Designing Systems to Support Innovative Interventions

What we know from the book and our Python learning already is that there is no end to the stuff you can do with Python. Though it’s only possible to cover a finite amount of stuff in a single book, however big it is, by the time you’re at the final chapter the hope is that you have an appreciation of Python as a multi-purpose tool, and that what’s required to wield that tool is not so much knowledge of the ins-and-outs of Python as a language but a creative approach to using that tool to think about and solve the problems that lie in front of you. One such problem/creative application might be to use Python to design novel and innovative ways to interact with participants to garner information about the social world, or make positive interventions within it.

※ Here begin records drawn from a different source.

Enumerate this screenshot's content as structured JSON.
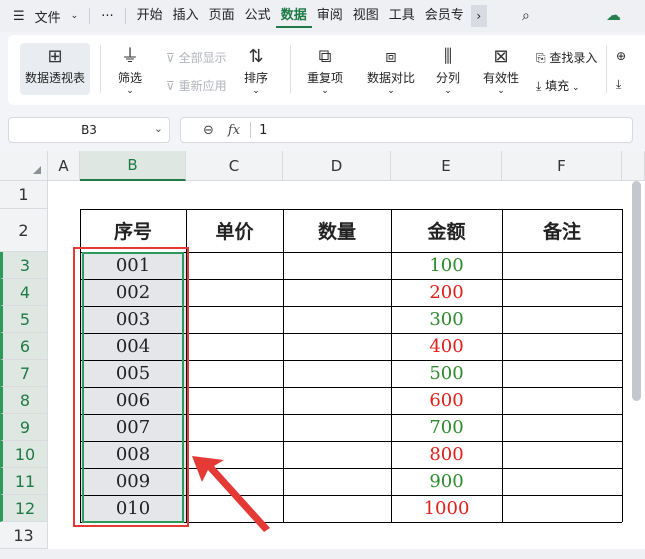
{
  "menubar": {
    "hamburger": "☰",
    "file": "文件",
    "more": "···",
    "tabs": [
      "开始",
      "插入",
      "页面",
      "公式",
      "数据",
      "审阅",
      "视图",
      "工具",
      "会员专"
    ],
    "active_tab": "数据",
    "overflow": "›"
  },
  "ribbon": {
    "pivot": "数据透视表",
    "filter": "筛选",
    "show_all": "全部显示",
    "reapply": "重新应用",
    "sort": "排序",
    "duplicates": "重复项",
    "compare": "数据对比",
    "split": "分列",
    "validity": "有效性",
    "find_entry": "查找录入",
    "fill": "填充"
  },
  "formula_bar": {
    "cell_ref": "B3",
    "fx": "fx",
    "value": "1"
  },
  "grid": {
    "columns": [
      "A",
      "B",
      "C",
      "D",
      "E",
      "F"
    ],
    "selected_column": "B",
    "rows": [
      "1",
      "2",
      "3",
      "4",
      "5",
      "6",
      "7",
      "8",
      "9",
      "10",
      "11",
      "12",
      "13"
    ],
    "table_headers": [
      "序号",
      "单价",
      "数量",
      "金额",
      "备注"
    ],
    "serials": [
      "001",
      "002",
      "003",
      "004",
      "005",
      "006",
      "007",
      "008",
      "009",
      "010"
    ],
    "amounts": [
      "100",
      "200",
      "300",
      "400",
      "500",
      "600",
      "700",
      "800",
      "900",
      "1000"
    ]
  },
  "colors": {
    "accent": "#1f7a45",
    "amount_green": "#2e8b2e",
    "amount_red": "#e0201b",
    "highlight_box": "#e53935"
  }
}
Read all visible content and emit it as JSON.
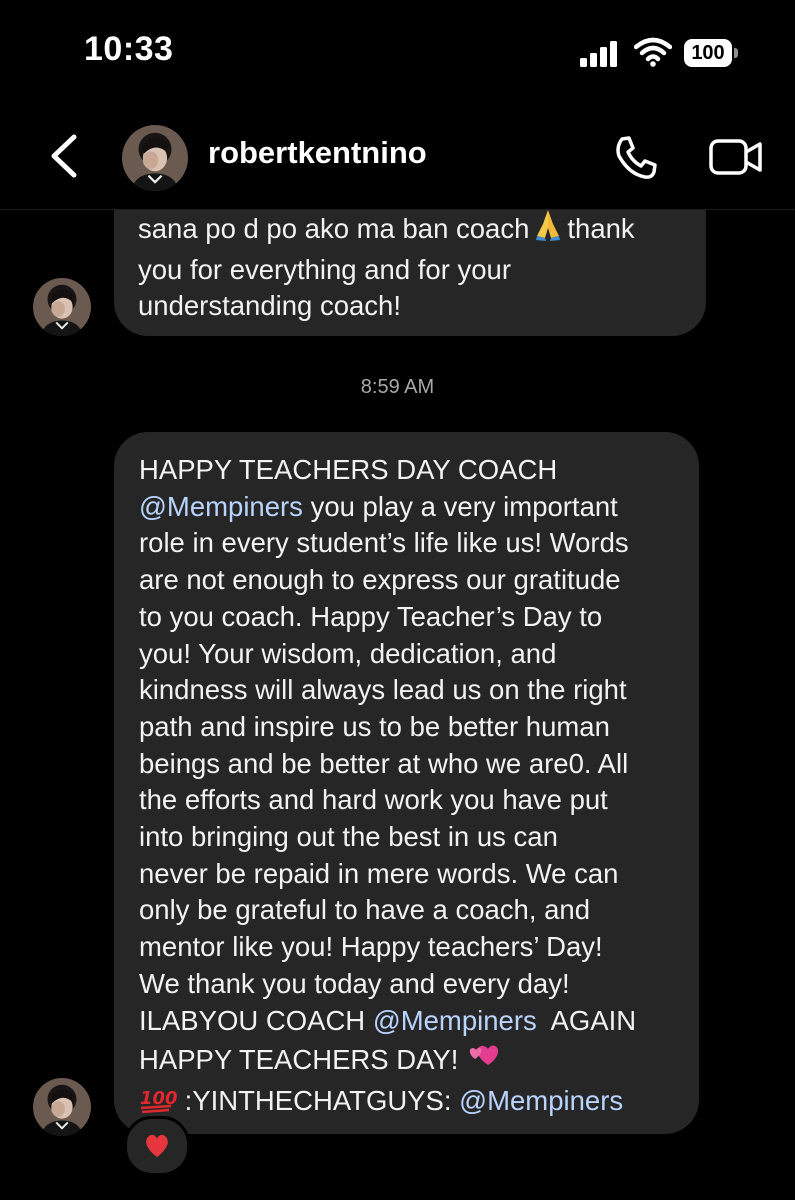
{
  "status_bar": {
    "time": "10:33",
    "battery": "100"
  },
  "header": {
    "username": "robertkentnino",
    "icons": [
      "chevron-left-icon",
      "phone-icon",
      "video-camera-icon"
    ]
  },
  "messages": [
    {
      "lines": [
        "sana po d po ako ma ban coach",
        "thank",
        "you for everything and for your",
        "understanding coach!"
      ],
      "emoji": "folded-hands"
    },
    {
      "lines": [
        "HAPPY TEACHERS DAY COACH",
        "@Mempiners",
        " you play a very important",
        "role in every student’s life like us! Words",
        "are not enough to express our gratitude",
        "to you coach. Happy Teacher’s Day to",
        "you! Your wisdom, dedication, and",
        "kindness will always lead us on the right",
        "path and inspire us to be better human",
        "beings and be better at who we are0. All",
        "the efforts and hard work you have put",
        "into bringing out the best in us can",
        "never be repaid in mere words. We can",
        "only be grateful to have a coach, and",
        "mentor like you! Happy teachers’ Day!",
        "We thank you today and every day!",
        "ILABYOU COACH ",
        "@Mempiners",
        "  AGAIN",
        "HAPPY TEACHERS DAY! ",
        " :YINTHECHATGUYS: ",
        "@Mempiners"
      ],
      "emojis": [
        "two-hearts",
        "hundred-points"
      ],
      "reaction": "red-heart"
    }
  ],
  "timestamp": "8:59 AM",
  "colors": {
    "background": "#000000",
    "bubble": "#262626",
    "mention": "#b9d4ff",
    "timestamp": "#a8a8a8"
  }
}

Building tools to interact with participants is not something that routinely occurs in the social sciences, but it is a more longstanding practice in fields like Human–Computer Interaction, where researchers might conduct their research by designing and deploying a software system that can be used in some way to speak to social issues. For instance, in a 2017 study, Feltwell et al. built a mobile phone app called Spotting Guide, designed to be used alongside reality TV viewing, where users watching a TV programme create categories and count the occurrences of the tropes they identify. For instance, when watching a programme such as Channel 4’s  ‘  Benefits Street’, a reality show about the lives of benefits claimants in an impoverished area of Birmingham, users could use the app to spot and count references to such things as drug use, neglect of children, hygiene, and so on. In this way, the app was designed to confront users with the ways in which the production of the programme itself was designed to impart a particular sensationalist, stigmatising and misleading message around social welfare, and thereby encourage users/viewers to be more critical about the content of the programme and look for alternative messages within it that were less demonising of welfare claimants.

Feltwell, T., Wood, G., Long, K., Brooker, P., Schofield, T., Petridis, I., Barnett, J., Vines, J., & S. Lawson (2017)  ‘ I’ve been manipulated!’: Designing second screen experiences for critical viewing of reality TV, Proceedings of the 2017 CHI Conference on Human Factors in Computing Systems, Denver, Colorado, USA, May 6th to 11th 2017. New York: ACM, pp. 2252–2263.

Feltwell et al.’s study uses Spotting Guide as a tool both for collecting data from participants (i.e. about the themes they spot while watching potentially stigmatising reality TV content), as well as offering a tool to participants (i.e. a system through which users can collaborate on the generation of critical discussions of socio-political issues such as welfare and benefits).

Researchers have also commented on the use of other novel formats of interaction – for instance, Bogost (2007) comments on the use of video games as a critical medium, noting that Molleindustria’s The McDonald’s Videogame provides a player experience of being in control of the McDonald’s production environment, where often-less-than-ethical decisions must be made in order to maximise profits (e.g. feeding cattle cheap animal by-products, and bribing health officers when diseased meat appears in restaurants). In this way, The McDonald’s Videogame asks players to critically think about the morality of global industrial processes; though this is not a topic that people might necessarily think about or come into contact with in their everyday lives, working through these ideas in the form of a videogame proves an engaging and impactful activity.

Taking the information in the book on design as a starting point (Chapter 9; and perhaps also exploring some of the extra libraries listed in the directory of libraries on this website that can help with building games or graphic user interfaces):

Can you design and build a system for interacting with participants to generate novel and innovative forms of data through which we might understand the social world? Or can you design a tool that intervenes in a social problem within your research interests (e.g. stigmatising discourse around welfare and benefits)? Or both?

A project like this might conceivably take your skills far outside of the scope of what it’s been possible to cover in the book, but has a lot of potential to provide something really valuable, interesting and insightful.